The interesting and wonderful thing about wormholes is that situation changes constantly. The day after Gor and I blew up a Cyclone in our system, the connections to our neighboring systems are terribly boring, the home system itself is completely cleared of any interesting sleeper sites, and I spend the evening slogging through Bre’s climb into the good graces of the Angel Cartel and her own corporation.
Today, however, there are a half-dozen sleeper sites immediately visible on scan, additional anomalies promising some more fun for anyone who can resolve the signatures, and fresh new connections to New Eden and wormhole space.
And many connections, at that. Rather than the requisite two wormholes, we have four: two outbound and two inbound. After resolving those four, I’m willing to bet I’ve located all the fire exits but I press on to at least identify if not resolve the other signatures in the system, so I know what’s here.
My persistence is rewarded with several asteroid fields and a much rare Sleeper site, its presence revealed by the strange radar signal leading from the Unsecured Perimeter Comms Relay.
And then I find another one. Weird. I decide to leave those until others can join me in the fun and, checking directional scan as I return to the tower, realize I’m not alone. A Drake-class battlecruiser waves at me in my scanning overview (sort of: the ship’s name is a wave emoticon), and I think such a friendly greeting deserves a response in kind — perhaps with a half-dozen autocannons.
The problem is locating him. Although I see a combat capable ship, I don’t see any sleeper wrecks, which means he’s engaged in some subtle or possibly more nefarious activity. I hop into a scanning frigate and jump to the very edge of the system, out of immediate direct scanning range, so I can launch probes and take a look at things in a bit more detail.

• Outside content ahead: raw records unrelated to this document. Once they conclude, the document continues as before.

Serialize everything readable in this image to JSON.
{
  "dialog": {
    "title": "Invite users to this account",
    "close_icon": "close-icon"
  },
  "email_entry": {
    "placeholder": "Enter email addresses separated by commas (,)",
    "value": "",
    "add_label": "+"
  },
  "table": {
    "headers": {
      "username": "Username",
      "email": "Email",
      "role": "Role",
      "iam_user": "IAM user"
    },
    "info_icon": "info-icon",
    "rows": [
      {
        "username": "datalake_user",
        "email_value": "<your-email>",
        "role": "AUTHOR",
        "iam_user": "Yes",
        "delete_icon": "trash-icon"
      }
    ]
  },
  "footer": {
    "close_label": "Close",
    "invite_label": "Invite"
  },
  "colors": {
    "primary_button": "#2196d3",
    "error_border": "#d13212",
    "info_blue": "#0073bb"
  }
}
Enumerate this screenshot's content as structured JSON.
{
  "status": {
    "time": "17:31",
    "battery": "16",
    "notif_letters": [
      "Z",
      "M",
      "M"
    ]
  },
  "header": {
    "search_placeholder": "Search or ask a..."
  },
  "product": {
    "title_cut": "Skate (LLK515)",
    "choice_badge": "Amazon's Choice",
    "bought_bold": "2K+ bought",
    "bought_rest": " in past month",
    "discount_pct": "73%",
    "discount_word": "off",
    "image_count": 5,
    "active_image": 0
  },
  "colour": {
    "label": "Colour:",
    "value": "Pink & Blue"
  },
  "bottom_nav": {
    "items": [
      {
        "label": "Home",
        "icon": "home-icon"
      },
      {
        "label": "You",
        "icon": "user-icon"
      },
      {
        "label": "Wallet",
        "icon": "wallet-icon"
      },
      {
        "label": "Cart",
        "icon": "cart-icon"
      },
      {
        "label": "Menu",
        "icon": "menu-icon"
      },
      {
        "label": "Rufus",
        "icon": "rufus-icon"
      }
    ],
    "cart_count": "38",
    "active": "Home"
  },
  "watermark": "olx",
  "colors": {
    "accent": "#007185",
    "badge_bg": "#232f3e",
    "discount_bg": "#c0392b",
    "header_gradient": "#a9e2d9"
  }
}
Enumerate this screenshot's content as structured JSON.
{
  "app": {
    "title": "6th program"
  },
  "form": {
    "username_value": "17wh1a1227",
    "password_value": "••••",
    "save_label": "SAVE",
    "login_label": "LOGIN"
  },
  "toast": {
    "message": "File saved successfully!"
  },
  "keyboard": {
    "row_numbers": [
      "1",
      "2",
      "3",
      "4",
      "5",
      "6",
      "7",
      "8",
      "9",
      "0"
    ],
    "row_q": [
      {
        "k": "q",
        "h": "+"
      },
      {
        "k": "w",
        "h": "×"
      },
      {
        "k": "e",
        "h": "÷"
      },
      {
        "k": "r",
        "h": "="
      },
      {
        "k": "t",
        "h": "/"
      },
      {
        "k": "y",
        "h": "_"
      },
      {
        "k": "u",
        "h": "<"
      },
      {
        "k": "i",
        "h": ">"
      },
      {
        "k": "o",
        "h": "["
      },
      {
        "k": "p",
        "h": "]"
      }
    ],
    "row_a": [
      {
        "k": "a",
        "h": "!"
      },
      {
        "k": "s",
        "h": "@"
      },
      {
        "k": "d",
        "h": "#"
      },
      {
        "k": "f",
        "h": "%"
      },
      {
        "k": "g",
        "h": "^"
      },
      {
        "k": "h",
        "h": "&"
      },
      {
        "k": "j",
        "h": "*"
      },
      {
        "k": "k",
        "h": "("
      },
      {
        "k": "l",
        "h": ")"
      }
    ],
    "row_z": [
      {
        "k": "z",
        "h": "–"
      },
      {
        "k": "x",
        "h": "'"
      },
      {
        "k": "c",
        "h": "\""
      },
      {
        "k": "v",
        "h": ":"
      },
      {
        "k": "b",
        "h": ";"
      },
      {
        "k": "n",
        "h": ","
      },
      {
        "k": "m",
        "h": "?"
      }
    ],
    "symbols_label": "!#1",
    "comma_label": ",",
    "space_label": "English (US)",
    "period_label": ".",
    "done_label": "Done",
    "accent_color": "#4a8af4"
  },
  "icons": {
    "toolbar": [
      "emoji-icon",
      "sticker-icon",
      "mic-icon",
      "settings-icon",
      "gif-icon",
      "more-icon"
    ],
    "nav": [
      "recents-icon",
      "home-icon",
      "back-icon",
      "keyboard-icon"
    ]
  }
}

What I see surprises me, because the probes pick up not one ship, but two. Either the second ship just arrived from one of the many many wormholes currently open in the system, or was sitting cloaked while I was visible on their directional scan.
Still, odds are fairly good I can at least identify the type of ship with my scanning probes before he spots them and cloaks again, and I do exactly that.
I’m surprised to see not a second pointy battlecruiser, but a hulk-class mining ship. I don’t know if he’s working with the Drake (seems likely), but if so, I don’t really need the combat probes to locate them: Hulks are really only good for one thing, and I happen to know exactly where every mineable asteroid in the system is at; all I need to do is warp back into range of my directional scanner and figure out which asteroid belt they’re in, then send over the welcome wagon.
I’m forced into a delay, however, when I switch ships back at the tower. My ship of choice has a hefty shield array, but it’s only at half-strength when it comes out of the storage hangar. The ship’s designed for short and violent disaggreements with other players, rather than somewhat lengthier sleeper engagements, so while the shields are mighty, they are also mighty slow to recharge, and I’m forced to sit at the tower for several minutes, planning (and second guessing) my attack.
As I do, I can see that the Drake and Hulk are both on d-scan — obviously controlled by the same player, as they have identical emoticon names. I also see a couple wrecks as well — smaller sleeper ships that showed up in the asteroid belt and failed to drive the interlopers off. Let’s hope I have more luck.
It is not to be.
My shields fully charged, I enter warp and drop into the asteroid belt ready to flip on an afterburner and pursue, but the ships are gone. Clearly, I stayed on their scanner overview for too long, and they decided to leave just in time.
So fast was their departure, in fact, that they left the unlooted sleeper wrecks behind. I see no need to leave the spoils of battle (even if the battle wasn’t my own), and I quickly loot the wrecks and do a bit of research.
Each wreck in EVE is stamped with the Corporate ID of the person who destroyed the ship, and leaving those wrecks behind lets me backtrack to figure out who was eating our porridge. From that stamp, I can search for the corporation, and from there possibly determine who among that corp’s membership might have a penchant for wildcat wormhole mining.
The good news: My sleuthing is made considerably easier by the fact that the corporation in question only has one member.
The bad news: That sole member is none other than the cyclone pilot we fought two days previous. That’s more than a small problem, because since then our connection to known space has changed twice. Said connection is random: it could come out in any of thousands of systems in New Eden; it’s all but impossible for someone to find an entrance to the same wormhole just by randomly scanning from Empire space. The only possible explanation is that this pilot, after getting his ship blown up, exited the wormhole, grabbed not only another ship but an alt character with another ship, returned to the system before the connection failed, and has since been living here — hiding out in the corners of the system and leeching off our resources when no one’s around.
In short, we have a parasite living in our communal body.